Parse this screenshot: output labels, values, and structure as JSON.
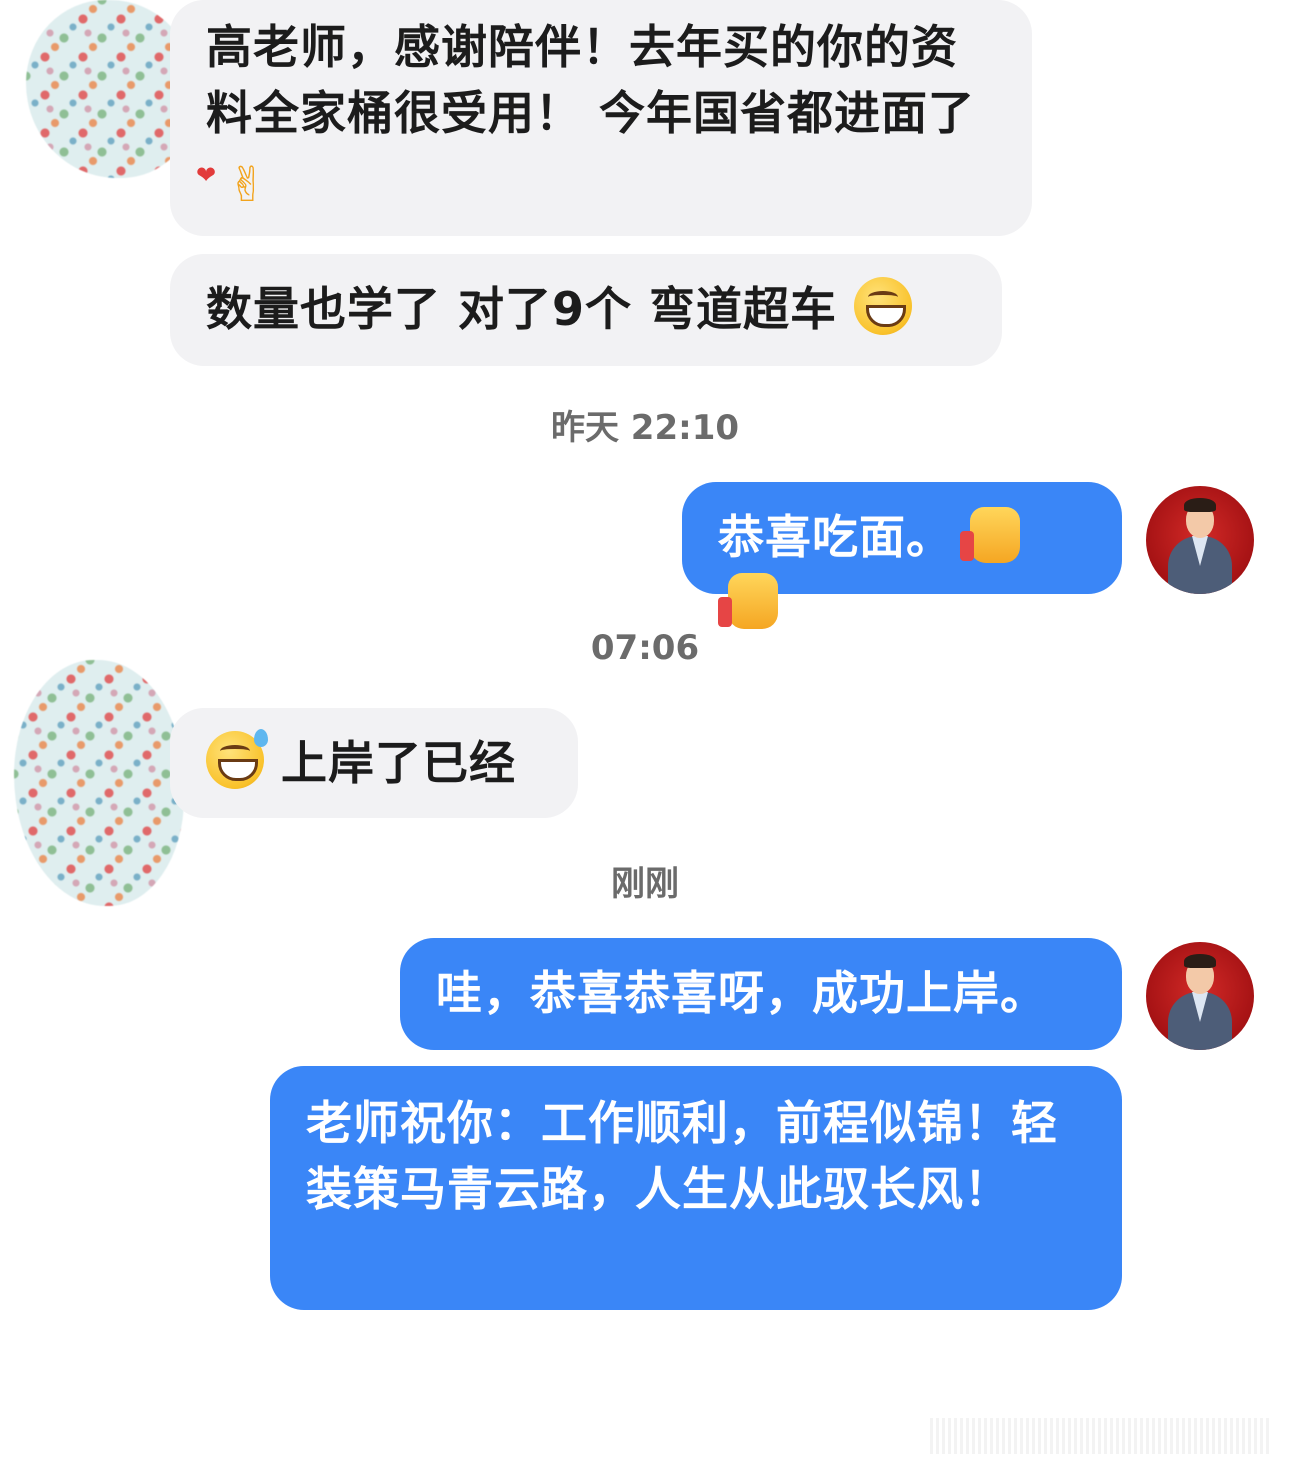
{
  "messages": [
    {
      "from": "student",
      "text": "高老师，感谢陪伴！去年买的你的资料全家桶很受用！ 今年国省都进面了",
      "emoji": "heart-hands-emoji"
    },
    {
      "from": "student",
      "text": "数量也学了 对了9个 弯道超车",
      "emoji": "grin-emoji"
    },
    {
      "from": "teacher",
      "text": "恭喜吃面。",
      "emoji": "thumbs-up-emoji x2"
    },
    {
      "from": "student",
      "text": "上岸了已经",
      "emoji": "sweat-grin-emoji"
    },
    {
      "from": "teacher",
      "text": "哇，恭喜恭喜呀，成功上岸。"
    },
    {
      "from": "teacher",
      "text": "老师祝你：工作顺利，前程似锦！轻装策马青云路，人生从此驭长风！"
    }
  ],
  "timestamps": {
    "t1": "昨天 22:10",
    "t2": "07:06",
    "t3": "刚刚"
  },
  "colors": {
    "incoming_bubble": "#f2f2f4",
    "outgoing_bubble": "#3a86f7",
    "timestamp_text": "#6b6b6b"
  }
}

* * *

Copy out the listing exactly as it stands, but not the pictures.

# RESULT
Parse this screenshot: output labels, values, and structure as JSON.
{
  "messages": [
    {
      "from": "student",
      "text": "高老师，感谢陪伴！去年买的你的资料全家桶很受用！ 今年国省都进面了",
      "emoji": "heart-hands-emoji"
    },
    {
      "from": "student",
      "text": "数量也学了 对了9个 弯道超车",
      "emoji": "grin-emoji"
    },
    {
      "from": "teacher",
      "text": "恭喜吃面。",
      "emoji": "thumbs-up-emoji x2"
    },
    {
      "from": "student",
      "text": "上岸了已经",
      "emoji": "sweat-grin-emoji"
    },
    {
      "from": "teacher",
      "text": "哇，恭喜恭喜呀，成功上岸。"
    },
    {
      "from": "teacher",
      "text": "老师祝你：工作顺利，前程似锦！轻装策马青云路，人生从此驭长风！"
    }
  ],
  "timestamps": {
    "t1": "昨天 22:10",
    "t2": "07:06",
    "t3": "刚刚"
  },
  "colors": {
    "incoming_bubble": "#f2f2f4",
    "outgoing_bubble": "#3a86f7",
    "timestamp_text": "#6b6b6b"
  }
}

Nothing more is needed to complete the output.